A local high school teacher was added to the sex-offender registry after sending suggestive messages to two students. Nude photos and sexual messages are too common in the inboxes of teenagers. Police report dealing with an increasing number of cases.
According to a survey by the National Campaign to Support Teen and Unplanned Pregnancy, 20 percent of teens have sent nude or semi-nude photos of themselves to a boyfriend or girlfriend, or posted them online. And 39 percent have sent sexually suggestive messages.
Patricia Dailey Lewis from the Delaware Department of Justice wrote,
“The number of teens and children who engage in inappropriate sexting and texting is shocking. These behaviors can be evidence of sexual exploitation, harassment, bullying and teen dating violence. The results of this teenage behavior can be devastating and have lifetime consequences.”
What it is
Sexting involves tweens or teens sending sexually suggestive photos via cell phone or social networking site. The image a teen takes and sends to one friend can easily be forwarded to a few others and end up on the Internet. Cases are difficult to handle, hard to prosecute and impossible to control.
It is an exploding phenomenon. Ludacris, the rap artist, even wrote a song about it. And with the development of some private sites, it can be done easily and anonymously.
What you can do
Even if they don’t do a lot of talking on the phone, teens can be involved in sexting. Whether you view it as high-tech flirting or child pornography, these images can easily appear in a broader arena, and teens caught sexting can be prosecuted under very serious charges. Some states have discussed legislation to deal with sexting and some have already enacted laws.
Watch what’s going on
Review your teen’s phone on a regular basis. Parents who start early can have this accepted as a regular parental responsibility. Your teen won’t like it … but you’re the parent.
Talk to your teen
Discuss the dangers of sexting, how images can get out of hand, and the legal consequences of participating.

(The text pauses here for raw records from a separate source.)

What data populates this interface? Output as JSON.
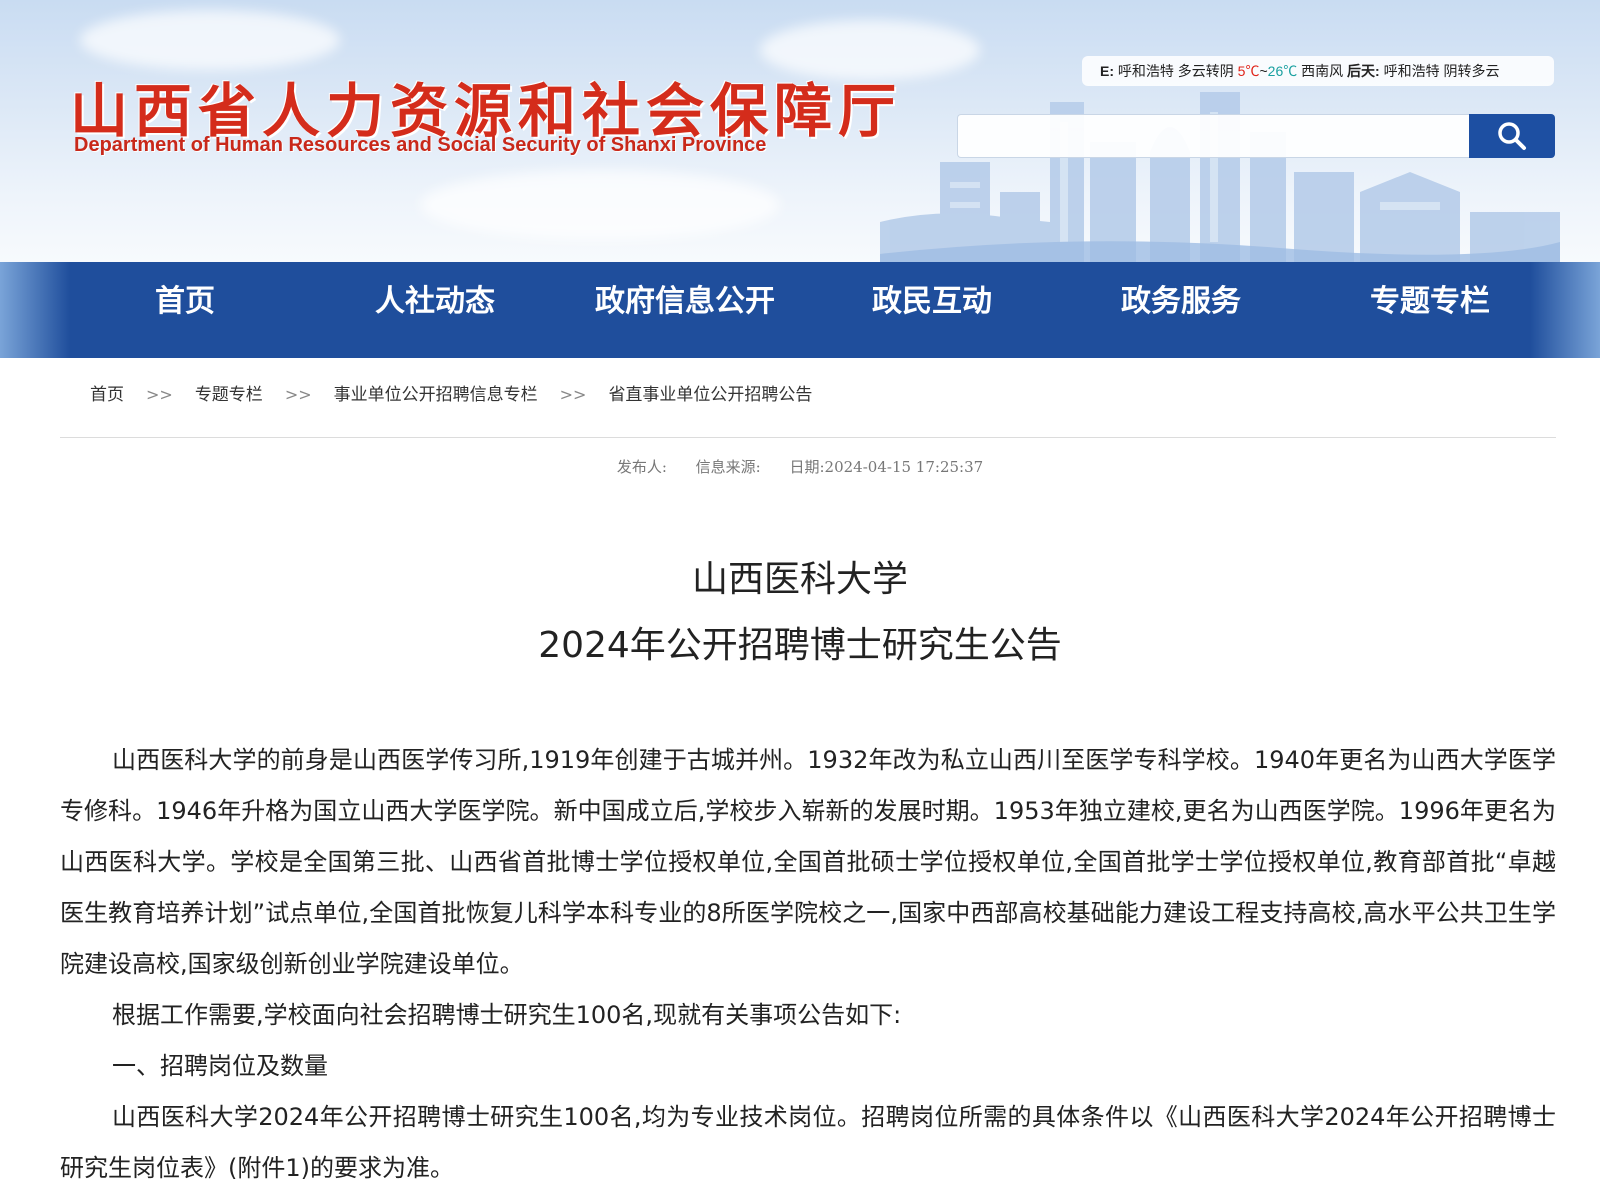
{
  "header": {
    "title_cn": "山西省人力资源和社会保障厅",
    "title_en": "Department of Human Resources and Social Security of Shanxi Province",
    "weather": {
      "prefix": "E:",
      "city1": "呼和浩特",
      "cond1": "多云转阴",
      "low": "5℃",
      "tilde": "~",
      "high": "26℃",
      "wind": "西南风",
      "label2": "后天:",
      "city2": "呼和浩特",
      "cond2": "阴转多云"
    },
    "search": {
      "placeholder": ""
    }
  },
  "nav": {
    "items": [
      "首页",
      "人社动态",
      "政府信息公开",
      "政民互动",
      "政务服务",
      "专题专栏"
    ]
  },
  "breadcrumb": {
    "items": [
      "首页",
      "专题专栏",
      "事业单位公开招聘信息专栏",
      "省直事业单位公开招聘公告"
    ],
    "separator": ">>"
  },
  "article": {
    "meta": {
      "publisher": "发布人:",
      "source": "信息来源:",
      "date": "日期:2024-04-15 17:25:37"
    },
    "title_line1": "山西医科大学",
    "title_line2": "2024年公开招聘博士研究生公告",
    "paragraphs": [
      "山西医科大学的前身是山西医学传习所,1919年创建于古城并州。1932年改为私立山西川至医学专科学校。1940年更名为山西大学医学专修科。1946年升格为国立山西大学医学院。新中国成立后,学校步入崭新的发展时期。1953年独立建校,更名为山西医学院。1996年更名为山西医科大学。学校是全国第三批、山西省首批博士学位授权单位,全国首批硕士学位授权单位,全国首批学士学位授权单位,教育部首批“卓越医生教育培养计划”试点单位,全国首批恢复儿科学本科专业的8所医学院校之一,国家中西部高校基础能力建设工程支持高校,高水平公共卫生学院建设高校,国家级创新创业学院建设单位。",
      "根据工作需要,学校面向社会招聘博士研究生100名,现就有关事项公告如下:",
      "一、招聘岗位及数量",
      "山西医科大学2024年公开招聘博士研究生100名,均为专业技术岗位。招聘岗位所需的具体条件以《山西医科大学2024年公开招聘博士研究生岗位表》(附件1)的要求为准。"
    ]
  }
}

It’s not private or anonymous
Forty percent of teens say they have had a “private” suggestive message shown to them, and 20 percent say they have shared such a message with someone. And even if someone only knows you by your e-mail address or online profile, he or she can find out a whole lot more with a little effort.
It doesn’t go away
Things you send or post can stay out there for a long time. Others, including college recruiters and potential employers, can access the images or information you post.
Don’t give in.
Peer pressure is a big reason why many teens engage in sexting. It’s not a good enough reason.
Do not underestimate the level or seriousness of sexting. It can have legal and psychological consequences. Negative consequences preserved in cyberspace can last a lifetime, affecting the quality of one’s life and diminishing a promising future.